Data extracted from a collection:
---+---
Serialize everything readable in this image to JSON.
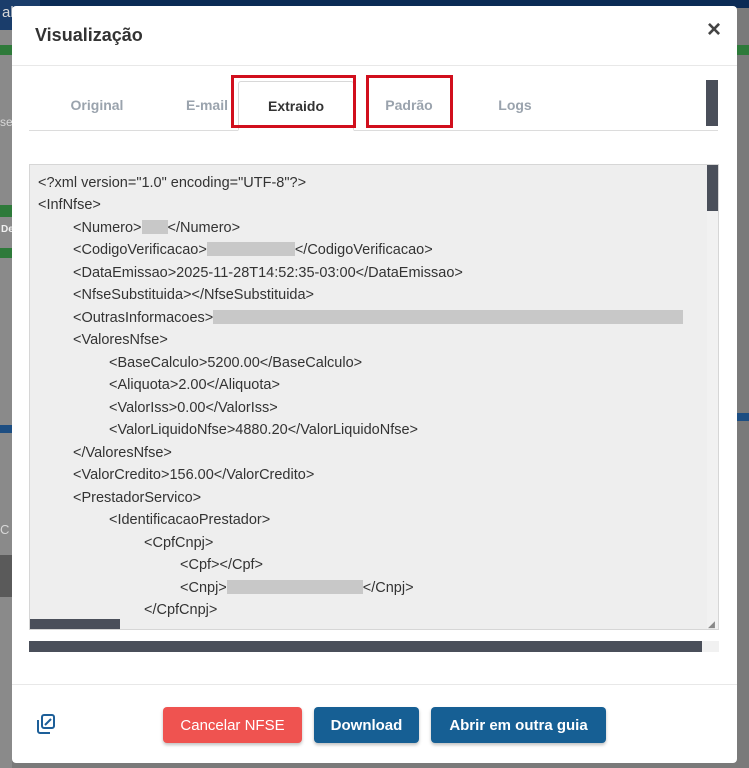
{
  "modal": {
    "title": "Visualização",
    "close_label": "×"
  },
  "tabs": [
    {
      "label": "Original"
    },
    {
      "label": "E-mail"
    },
    {
      "label": "Extraido"
    },
    {
      "label": "Padrão"
    },
    {
      "label": "Logs"
    }
  ],
  "active_tab": "Extraido",
  "code": {
    "lines": [
      "<?xml version=\"1.0\" encoding=\"UTF-8\"?>",
      "<InfNfse>",
      "<Numero>",
      "</Numero>",
      "<CodigoVerificacao>",
      "</CodigoVerificacao>",
      "<DataEmissao>2025-11-28T14:52:35-03:00</DataEmissao>",
      "<NfseSubstituida></NfseSubstituida>",
      "<OutrasInformacoes>",
      "<ValoresNfse>",
      "<BaseCalculo>5200.00</BaseCalculo>",
      "<Aliquota>2.00</Aliquota>",
      "<ValorIss>0.00</ValorIss>",
      "<ValorLiquidoNfse>4880.20</ValorLiquidoNfse>",
      "</ValoresNfse>",
      "<ValorCredito>156.00</ValorCredito>",
      "<PrestadorServico>",
      "<IdentificacaoPrestador>",
      "<CpfCnpj>",
      "<Cpf></Cpf>",
      "<Cnpj>",
      "</Cnpj>",
      "</CpfCnpj>"
    ]
  },
  "footer": {
    "cancel_label": "Cancelar NFSE",
    "download_label": "Download",
    "open_label": "Abrir em outra guia"
  },
  "background": {
    "fragments": [
      "alat",
      "se",
      "De",
      "C"
    ]
  },
  "colors": {
    "cancel": "#ef5350",
    "primary": "#165f94",
    "highlight": "#d10f1d"
  },
  "icons": {
    "copy": "copy-icon",
    "close": "close-icon"
  }
}
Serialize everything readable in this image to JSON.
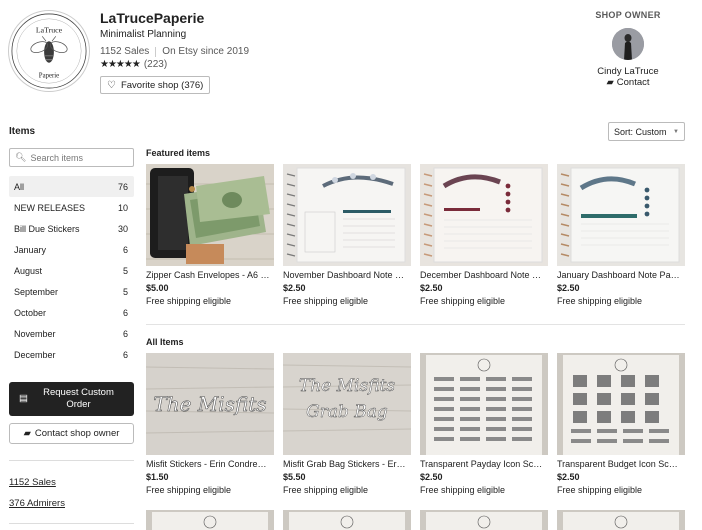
{
  "shop": {
    "name": "LaTrucePaperie",
    "tagline": "Minimalist Planning",
    "sales": "1152 Sales",
    "since": "On Etsy since 2019",
    "stars": "★★★★★",
    "reviews": "(223)",
    "favorite_label": "Favorite shop (376)",
    "logo_text_top": "LaTruce",
    "logo_text_bottom": "Paperie"
  },
  "owner": {
    "title": "SHOP OWNER",
    "name": "Cindy LaTruce",
    "contact": "Contact"
  },
  "sidebar": {
    "heading": "Items",
    "search_placeholder": "Search items",
    "categories": [
      {
        "label": "All",
        "count": "76"
      },
      {
        "label": "NEW RELEASES",
        "count": "10"
      },
      {
        "label": "Bill Due Stickers",
        "count": "30"
      },
      {
        "label": "January",
        "count": "6"
      },
      {
        "label": "August",
        "count": "5"
      },
      {
        "label": "September",
        "count": "5"
      },
      {
        "label": "October",
        "count": "6"
      },
      {
        "label": "November",
        "count": "6"
      },
      {
        "label": "December",
        "count": "6"
      }
    ],
    "request_order": "Request Custom Order",
    "contact_owner": "Contact shop owner",
    "sales_link": "1152 Sales",
    "admirers_link": "376 Admirers"
  },
  "sort": {
    "label": "Sort: Custom"
  },
  "featured": {
    "title": "Featured items",
    "items": [
      {
        "title": "Zipper Cash Envelopes - A6 …",
        "price": "$5.00",
        "shipping": "Free shipping eligible"
      },
      {
        "title": "November Dashboard Note …",
        "price": "$2.50",
        "shipping": "Free shipping eligible"
      },
      {
        "title": "December Dashboard Note …",
        "price": "$2.50",
        "shipping": "Free shipping eligible"
      },
      {
        "title": "January Dashboard Note Pa…",
        "price": "$2.50",
        "shipping": "Free shipping eligible"
      }
    ]
  },
  "all_items": {
    "title": "All Items",
    "items": [
      {
        "title": "Misfit Stickers - Erin Condre…",
        "price": "$1.50",
        "shipping": "Free shipping eligible",
        "image_text": "The Misfits"
      },
      {
        "title": "Misfit Grab Bag Stickers - Er…",
        "price": "$5.50",
        "shipping": "Free shipping eligible",
        "image_text": "The Misfits Grab Bag"
      },
      {
        "title": "Transparent Payday Icon Sc…",
        "price": "$2.50",
        "shipping": "Free shipping eligible"
      },
      {
        "title": "Transparent Budget Icon Sc…",
        "price": "$2.50",
        "shipping": "Free shipping eligible"
      }
    ]
  },
  "icons": {
    "favorite": "heart-icon",
    "contact": "message-icon",
    "search": "search-icon",
    "request": "document-icon",
    "sort": "caret-down-icon"
  }
}
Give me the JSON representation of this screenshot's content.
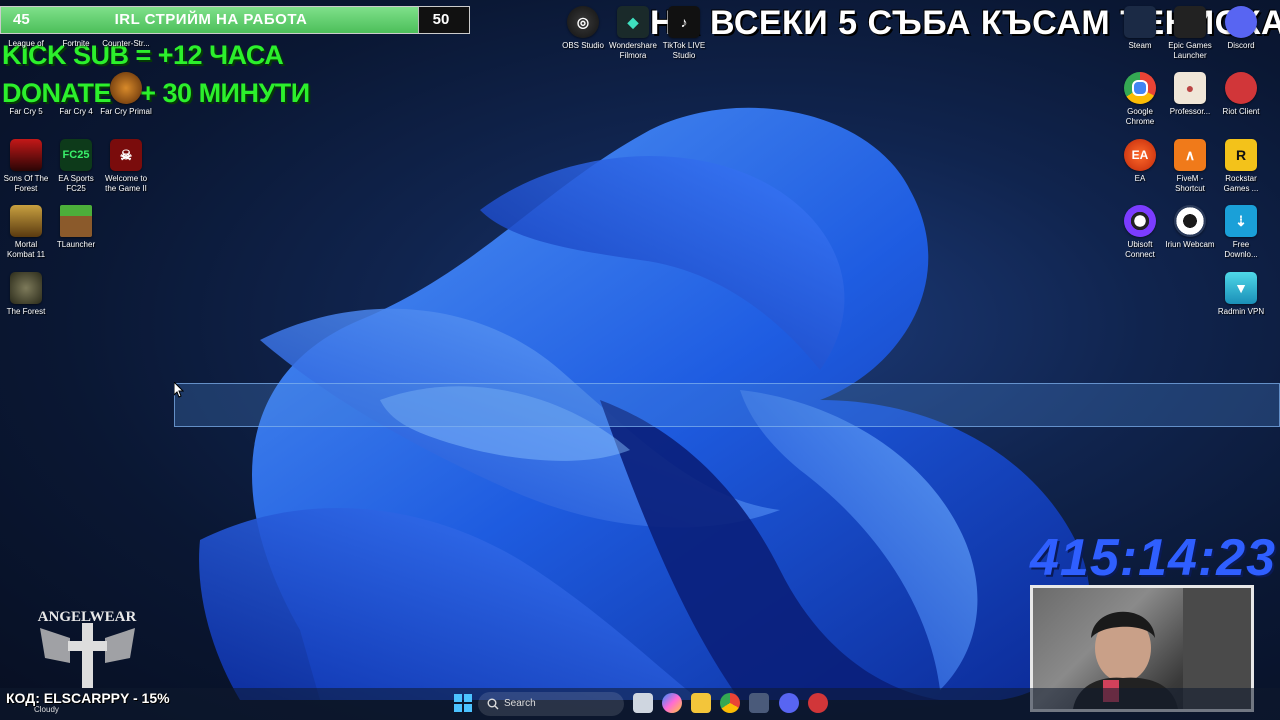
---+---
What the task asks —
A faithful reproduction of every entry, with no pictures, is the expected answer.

Response to this exercise —
Serialize everything readable in this image to JSON.
{
  "modal": {
    "title": "Visualização",
    "close_label": "×"
  },
  "tabs": [
    {
      "label": "Original"
    },
    {
      "label": "E-mail"
    },
    {
      "label": "Extraido"
    },
    {
      "label": "Padrão"
    },
    {
      "label": "Logs"
    }
  ],
  "active_tab": "Extraido",
  "code": {
    "lines": [
      "<?xml version=\"1.0\" encoding=\"UTF-8\"?>",
      "<InfNfse>",
      "<Numero>",
      "</Numero>",
      "<CodigoVerificacao>",
      "</CodigoVerificacao>",
      "<DataEmissao>2025-11-28T14:52:35-03:00</DataEmissao>",
      "<NfseSubstituida></NfseSubstituida>",
      "<OutrasInformacoes>",
      "<ValoresNfse>",
      "<BaseCalculo>5200.00</BaseCalculo>",
      "<Aliquota>2.00</Aliquota>",
      "<ValorIss>0.00</ValorIss>",
      "<ValorLiquidoNfse>4880.20</ValorLiquidoNfse>",
      "</ValoresNfse>",
      "<ValorCredito>156.00</ValorCredito>",
      "<PrestadorServico>",
      "<IdentificacaoPrestador>",
      "<CpfCnpj>",
      "<Cpf></Cpf>",
      "<Cnpj>",
      "</Cnpj>",
      "</CpfCnpj>"
    ]
  },
  "footer": {
    "cancel_label": "Cancelar NFSE",
    "download_label": "Download",
    "open_label": "Abrir em outra guia"
  },
  "background": {
    "fragments": [
      "alat",
      "se",
      "De",
      "C"
    ]
  },
  "colors": {
    "cancel": "#ef5350",
    "primary": "#165f94",
    "highlight": "#d10f1d"
  },
  "icons": {
    "copy": "copy-icon",
    "close": "close-icon"
  }
}
Serialize everything readable in this image to JSON.
{
  "shop": {
    "name": "LaTrucePaperie",
    "tagline": "Minimalist Planning",
    "sales": "1152 Sales",
    "since": "On Etsy since 2019",
    "stars": "★★★★★",
    "reviews": "(223)",
    "favorite_label": "Favorite shop (376)",
    "logo_text_top": "LaTruce",
    "logo_text_bottom": "Paperie"
  },
  "owner": {
    "title": "SHOP OWNER",
    "name": "Cindy LaTruce",
    "contact": "Contact"
  },
  "sidebar": {
    "heading": "Items",
    "search_placeholder": "Search items",
    "categories": [
      {
        "label": "All",
        "count": "76"
      },
      {
        "label": "NEW RELEASES",
        "count": "10"
      },
      {
        "label": "Bill Due Stickers",
        "count": "30"
      },
      {
        "label": "January",
        "count": "6"
      },
      {
        "label": "August",
        "count": "5"
      },
      {
        "label": "September",
        "count": "5"
      },
      {
        "label": "October",
        "count": "6"
      },
      {
        "label": "November",
        "count": "6"
      },
      {
        "label": "December",
        "count": "6"
      }
    ],
    "request_order": "Request Custom Order",
    "contact_owner": "Contact shop owner",
    "sales_link": "1152 Sales",
    "admirers_link": "376 Admirers"
  },
  "sort": {
    "label": "Sort: Custom"
  },
  "featured": {
    "title": "Featured items",
    "items": [
      {
        "title": "Zipper Cash Envelopes - A6 …",
        "price": "$5.00",
        "shipping": "Free shipping eligible"
      },
      {
        "title": "November Dashboard Note …",
        "price": "$2.50",
        "shipping": "Free shipping eligible"
      },
      {
        "title": "December Dashboard Note …",
        "price": "$2.50",
        "shipping": "Free shipping eligible"
      },
      {
        "title": "January Dashboard Note Pa…",
        "price": "$2.50",
        "shipping": "Free shipping eligible"
      }
    ]
  },
  "all_items": {
    "title": "All Items",
    "items": [
      {
        "title": "Misfit Stickers - Erin Condre…",
        "price": "$1.50",
        "shipping": "Free shipping eligible",
        "image_text": "The Misfits"
      },
      {
        "title": "Misfit Grab Bag Stickers - Er…",
        "price": "$5.50",
        "shipping": "Free shipping eligible",
        "image_text": "The Misfits Grab Bag"
      },
      {
        "title": "Transparent Payday Icon Sc…",
        "price": "$2.50",
        "shipping": "Free shipping eligible"
      },
      {
        "title": "Transparent Budget Icon Sc…",
        "price": "$2.50",
        "shipping": "Free shipping eligible"
      }
    ]
  },
  "icons": {
    "favorite": "heart-icon",
    "contact": "message-icon",
    "search": "search-icon",
    "request": "document-icon",
    "sort": "caret-down-icon"
  }
}
Give me the JSON representation of this screenshot's content.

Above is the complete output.